Problem to work on>
Set down the full data below exactly as given, please.

•••

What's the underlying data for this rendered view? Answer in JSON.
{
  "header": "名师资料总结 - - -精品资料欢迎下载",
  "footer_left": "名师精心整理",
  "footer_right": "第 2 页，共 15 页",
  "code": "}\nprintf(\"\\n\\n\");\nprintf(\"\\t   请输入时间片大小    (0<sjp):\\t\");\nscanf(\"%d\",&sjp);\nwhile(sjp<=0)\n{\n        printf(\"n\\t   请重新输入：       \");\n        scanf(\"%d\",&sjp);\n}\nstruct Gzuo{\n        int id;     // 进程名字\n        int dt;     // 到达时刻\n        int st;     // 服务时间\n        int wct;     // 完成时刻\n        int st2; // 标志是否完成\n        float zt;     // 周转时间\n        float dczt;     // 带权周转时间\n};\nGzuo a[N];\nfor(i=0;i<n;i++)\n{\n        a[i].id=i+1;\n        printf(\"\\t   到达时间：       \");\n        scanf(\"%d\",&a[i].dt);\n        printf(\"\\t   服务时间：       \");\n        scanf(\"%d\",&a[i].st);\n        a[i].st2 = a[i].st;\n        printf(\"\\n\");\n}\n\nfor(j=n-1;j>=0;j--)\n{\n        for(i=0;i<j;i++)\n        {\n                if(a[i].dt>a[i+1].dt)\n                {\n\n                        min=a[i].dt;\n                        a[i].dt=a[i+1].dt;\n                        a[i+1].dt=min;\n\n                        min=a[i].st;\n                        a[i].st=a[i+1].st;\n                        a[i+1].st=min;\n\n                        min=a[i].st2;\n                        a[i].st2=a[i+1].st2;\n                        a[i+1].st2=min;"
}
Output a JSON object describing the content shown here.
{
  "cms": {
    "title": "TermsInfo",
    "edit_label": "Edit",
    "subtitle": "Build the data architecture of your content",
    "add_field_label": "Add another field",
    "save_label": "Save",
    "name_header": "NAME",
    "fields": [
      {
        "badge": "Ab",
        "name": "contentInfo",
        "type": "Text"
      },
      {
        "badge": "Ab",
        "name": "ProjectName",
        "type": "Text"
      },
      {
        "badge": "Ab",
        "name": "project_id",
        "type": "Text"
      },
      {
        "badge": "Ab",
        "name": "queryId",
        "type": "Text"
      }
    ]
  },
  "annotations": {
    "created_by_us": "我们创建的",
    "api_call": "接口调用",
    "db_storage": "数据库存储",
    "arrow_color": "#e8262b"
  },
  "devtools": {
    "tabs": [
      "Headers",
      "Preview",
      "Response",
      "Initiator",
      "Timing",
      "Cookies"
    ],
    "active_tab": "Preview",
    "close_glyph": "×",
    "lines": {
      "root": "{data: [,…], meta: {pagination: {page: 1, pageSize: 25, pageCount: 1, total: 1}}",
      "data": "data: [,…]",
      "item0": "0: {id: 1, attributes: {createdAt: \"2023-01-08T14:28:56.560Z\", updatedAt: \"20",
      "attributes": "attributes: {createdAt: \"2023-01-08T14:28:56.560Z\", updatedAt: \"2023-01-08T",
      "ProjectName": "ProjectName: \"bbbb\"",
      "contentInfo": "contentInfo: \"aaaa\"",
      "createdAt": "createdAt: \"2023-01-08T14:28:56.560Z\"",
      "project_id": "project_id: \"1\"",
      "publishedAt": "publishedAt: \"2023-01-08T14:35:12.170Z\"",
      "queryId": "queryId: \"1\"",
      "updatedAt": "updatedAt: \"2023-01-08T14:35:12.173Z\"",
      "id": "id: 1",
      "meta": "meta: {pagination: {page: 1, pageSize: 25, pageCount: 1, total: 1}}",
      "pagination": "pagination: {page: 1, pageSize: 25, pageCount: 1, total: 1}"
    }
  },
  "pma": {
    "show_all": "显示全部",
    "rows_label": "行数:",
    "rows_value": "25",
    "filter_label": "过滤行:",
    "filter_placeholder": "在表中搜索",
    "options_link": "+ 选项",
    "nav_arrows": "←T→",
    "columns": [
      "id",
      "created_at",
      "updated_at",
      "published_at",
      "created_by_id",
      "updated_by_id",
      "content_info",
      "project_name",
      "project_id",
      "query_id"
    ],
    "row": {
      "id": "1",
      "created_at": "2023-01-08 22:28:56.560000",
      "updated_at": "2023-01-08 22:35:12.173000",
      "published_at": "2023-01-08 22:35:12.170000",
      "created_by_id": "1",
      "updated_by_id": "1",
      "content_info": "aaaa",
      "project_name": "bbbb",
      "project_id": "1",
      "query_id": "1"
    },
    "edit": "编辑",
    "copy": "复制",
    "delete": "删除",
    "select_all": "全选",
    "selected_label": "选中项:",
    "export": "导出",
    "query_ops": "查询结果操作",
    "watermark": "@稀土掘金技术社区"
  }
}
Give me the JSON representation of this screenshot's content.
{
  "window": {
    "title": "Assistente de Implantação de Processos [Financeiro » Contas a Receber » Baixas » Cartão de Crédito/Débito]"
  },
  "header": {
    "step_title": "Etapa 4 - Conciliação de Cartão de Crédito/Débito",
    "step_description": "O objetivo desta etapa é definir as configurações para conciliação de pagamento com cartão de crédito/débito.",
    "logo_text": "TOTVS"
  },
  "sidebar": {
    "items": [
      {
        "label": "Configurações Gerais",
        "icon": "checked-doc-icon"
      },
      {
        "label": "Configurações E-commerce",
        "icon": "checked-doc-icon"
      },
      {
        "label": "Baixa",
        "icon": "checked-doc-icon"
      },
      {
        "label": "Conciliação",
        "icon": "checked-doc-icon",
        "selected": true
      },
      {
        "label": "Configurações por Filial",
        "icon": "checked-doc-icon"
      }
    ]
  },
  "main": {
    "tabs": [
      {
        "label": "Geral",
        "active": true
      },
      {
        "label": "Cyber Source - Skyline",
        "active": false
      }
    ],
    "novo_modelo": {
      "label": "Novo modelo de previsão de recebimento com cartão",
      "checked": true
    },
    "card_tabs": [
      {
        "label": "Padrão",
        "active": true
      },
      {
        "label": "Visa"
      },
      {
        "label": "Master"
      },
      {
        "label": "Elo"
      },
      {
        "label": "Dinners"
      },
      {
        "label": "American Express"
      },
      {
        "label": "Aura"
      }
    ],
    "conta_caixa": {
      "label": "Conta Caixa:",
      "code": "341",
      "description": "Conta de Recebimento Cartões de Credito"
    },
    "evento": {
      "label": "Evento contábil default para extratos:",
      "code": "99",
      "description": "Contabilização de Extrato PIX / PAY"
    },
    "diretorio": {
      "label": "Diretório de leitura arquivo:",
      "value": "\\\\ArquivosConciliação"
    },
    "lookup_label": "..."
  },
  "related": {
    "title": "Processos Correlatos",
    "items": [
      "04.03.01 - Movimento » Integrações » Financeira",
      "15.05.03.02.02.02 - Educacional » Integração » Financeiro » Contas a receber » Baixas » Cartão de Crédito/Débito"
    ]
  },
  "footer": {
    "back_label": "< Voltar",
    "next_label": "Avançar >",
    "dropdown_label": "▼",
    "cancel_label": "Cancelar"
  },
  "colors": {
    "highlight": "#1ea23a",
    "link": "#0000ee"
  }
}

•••

Reply>
What's the underlying data for this rendered view? Answer in JSON.
{
  "header": "名师资料总结 - - -精品资料欢迎下载",
  "footer_left": "名师精心整理",
  "footer_right": "第 2 页，共 15 页",
  "code": "}\nprintf(\"\\n\\n\");\nprintf(\"\\t   请输入时间片大小    (0<sjp):\\t\");\nscanf(\"%d\",&sjp);\nwhile(sjp<=0)\n{\n        printf(\"n\\t   请重新输入：       \");\n        scanf(\"%d\",&sjp);\n}\nstruct Gzuo{\n        int id;     // 进程名字\n        int dt;     // 到达时刻\n        int st;     // 服务时间\n        int wct;     // 完成时刻\n        int st2; // 标志是否完成\n        float zt;     // 周转时间\n        float dczt;     // 带权周转时间\n};\nGzuo a[N];\nfor(i=0;i<n;i++)\n{\n        a[i].id=i+1;\n        printf(\"\\t   到达时间：       \");\n        scanf(\"%d\",&a[i].dt);\n        printf(\"\\t   服务时间：       \");\n        scanf(\"%d\",&a[i].st);\n        a[i].st2 = a[i].st;\n        printf(\"\\n\");\n}\n\nfor(j=n-1;j>=0;j--)\n{\n        for(i=0;i<j;i++)\n        {\n                if(a[i].dt>a[i+1].dt)\n                {\n\n                        min=a[i].dt;\n                        a[i].dt=a[i+1].dt;\n                        a[i+1].dt=min;\n\n                        min=a[i].st;\n                        a[i].st=a[i+1].st;\n                        a[i+1].st=min;\n\n                        min=a[i].st2;\n                        a[i].st2=a[i+1].st2;\n                        a[i+1].st2=min;"
}
Output a JSON object describing the content shown here.
{
  "cms": {
    "title": "TermsInfo",
    "edit_label": "Edit",
    "subtitle": "Build the data architecture of your content",
    "add_field_label": "Add another field",
    "save_label": "Save",
    "name_header": "NAME",
    "fields": [
      {
        "badge": "Ab",
        "name": "contentInfo",
        "type": "Text"
      },
      {
        "badge": "Ab",
        "name": "ProjectName",
        "type": "Text"
      },
      {
        "badge": "Ab",
        "name": "project_id",
        "type": "Text"
      },
      {
        "badge": "Ab",
        "name": "queryId",
        "type": "Text"
      }
    ]
  },
  "annotations": {
    "created_by_us": "我们创建的",
    "api_call": "接口调用",
    "db_storage": "数据库存储",
    "arrow_color": "#e8262b"
  },
  "devtools": {
    "tabs": [
      "Headers",
      "Preview",
      "Response",
      "Initiator",
      "Timing",
      "Cookies"
    ],
    "active_tab": "Preview",
    "close_glyph": "×",
    "lines": {
      "root": "{data: [,…], meta: {pagination: {page: 1, pageSize: 25, pageCount: 1, total: 1}}",
      "data": "data: [,…]",
      "item0": "0: {id: 1, attributes: {createdAt: \"2023-01-08T14:28:56.560Z\", updatedAt: \"20",
      "attributes": "attributes: {createdAt: \"2023-01-08T14:28:56.560Z\", updatedAt: \"2023-01-08T",
      "ProjectName": "ProjectName: \"bbbb\"",
      "contentInfo": "contentInfo: \"aaaa\"",
      "createdAt": "createdAt: \"2023-01-08T14:28:56.560Z\"",
      "project_id": "project_id: \"1\"",
      "publishedAt": "publishedAt: \"2023-01-08T14:35:12.170Z\"",
      "queryId": "queryId: \"1\"",
      "updatedAt": "updatedAt: \"2023-01-08T14:35:12.173Z\"",
      "id": "id: 1",
      "meta": "meta: {pagination: {page: 1, pageSize: 25, pageCount: 1, total: 1}}",
      "pagination": "pagination: {page: 1, pageSize: 25, pageCount: 1, total: 1}"
    }
  },
  "pma": {
    "show_all": "显示全部",
    "rows_label": "行数:",
    "rows_value": "25",
    "filter_label": "过滤行:",
    "filter_placeholder": "在表中搜索",
    "options_link": "+ 选项",
    "nav_arrows": "←T→",
    "columns": [
      "id",
      "created_at",
      "updated_at",
      "published_at",
      "created_by_id",
      "updated_by_id",
      "content_info",
      "project_name",
      "project_id",
      "query_id"
    ],
    "row": {
      "id": "1",
      "created_at": "2023-01-08 22:28:56.560000",
      "updated_at": "2023-01-08 22:35:12.173000",
      "published_at": "2023-01-08 22:35:12.170000",
      "created_by_id": "1",
      "updated_by_id": "1",
      "content_info": "aaaa",
      "project_name": "bbbb",
      "project_id": "1",
      "query_id": "1"
    },
    "edit": "编辑",
    "copy": "复制",
    "delete": "删除",
    "select_all": "全选",
    "selected_label": "选中项:",
    "export": "导出",
    "query_ops": "查询结果操作",
    "watermark": "@稀土掘金技术社区"
  }
}
Give me the JSON representation of this screenshot's content.
{
  "window": {
    "title": "Assistente de Implantação de Processos [Financeiro » Contas a Receber » Baixas » Cartão de Crédito/Débito]"
  },
  "header": {
    "step_title": "Etapa 4 - Conciliação de Cartão de Crédito/Débito",
    "step_description": "O objetivo desta etapa é definir as configurações para conciliação de pagamento com cartão de crédito/débito.",
    "logo_text": "TOTVS"
  },
  "sidebar": {
    "items": [
      {
        "label": "Configurações Gerais",
        "icon": "checked-doc-icon"
      },
      {
        "label": "Configurações E-commerce",
        "icon": "checked-doc-icon"
      },
      {
        "label": "Baixa",
        "icon": "checked-doc-icon"
      },
      {
        "label": "Conciliação",
        "icon": "checked-doc-icon",
        "selected": true
      },
      {
        "label": "Configurações por Filial",
        "icon": "checked-doc-icon"
      }
    ]
  },
  "main": {
    "tabs": [
      {
        "label": "Geral",
        "active": true
      },
      {
        "label": "Cyber Source - Skyline",
        "active": false
      }
    ],
    "novo_modelo": {
      "label": "Novo modelo de previsão de recebimento com cartão",
      "checked": true
    },
    "card_tabs": [
      {
        "label": "Padrão",
        "active": true
      },
      {
        "label": "Visa"
      },
      {
        "label": "Master"
      },
      {
        "label": "Elo"
      },
      {
        "label": "Dinners"
      },
      {
        "label": "American Express"
      },
      {
        "label": "Aura"
      }
    ],
    "conta_caixa": {
      "label": "Conta Caixa:",
      "code": "341",
      "description": "Conta de Recebimento Cartões de Credito"
    },
    "evento": {
      "label": "Evento contábil default para extratos:",
      "code": "99",
      "description": "Contabilização de Extrato PIX / PAY"
    },
    "diretorio": {
      "label": "Diretório de leitura arquivo:",
      "value": "\\\\ArquivosConciliação"
    },
    "lookup_label": "..."
  },
  "related": {
    "title": "Processos Correlatos",
    "items": [
      "04.03.01 - Movimento » Integrações » Financeira",
      "15.05.03.02.02.02 - Educacional » Integração » Financeiro » Contas a receber » Baixas » Cartão de Crédito/Débito"
    ]
  },
  "footer": {
    "back_label": "< Voltar",
    "next_label": "Avançar >",
    "dropdown_label": "▼",
    "cancel_label": "Cancelar"
  },
  "colors": {
    "highlight": "#1ea23a",
    "link": "#0000ee"
  }
}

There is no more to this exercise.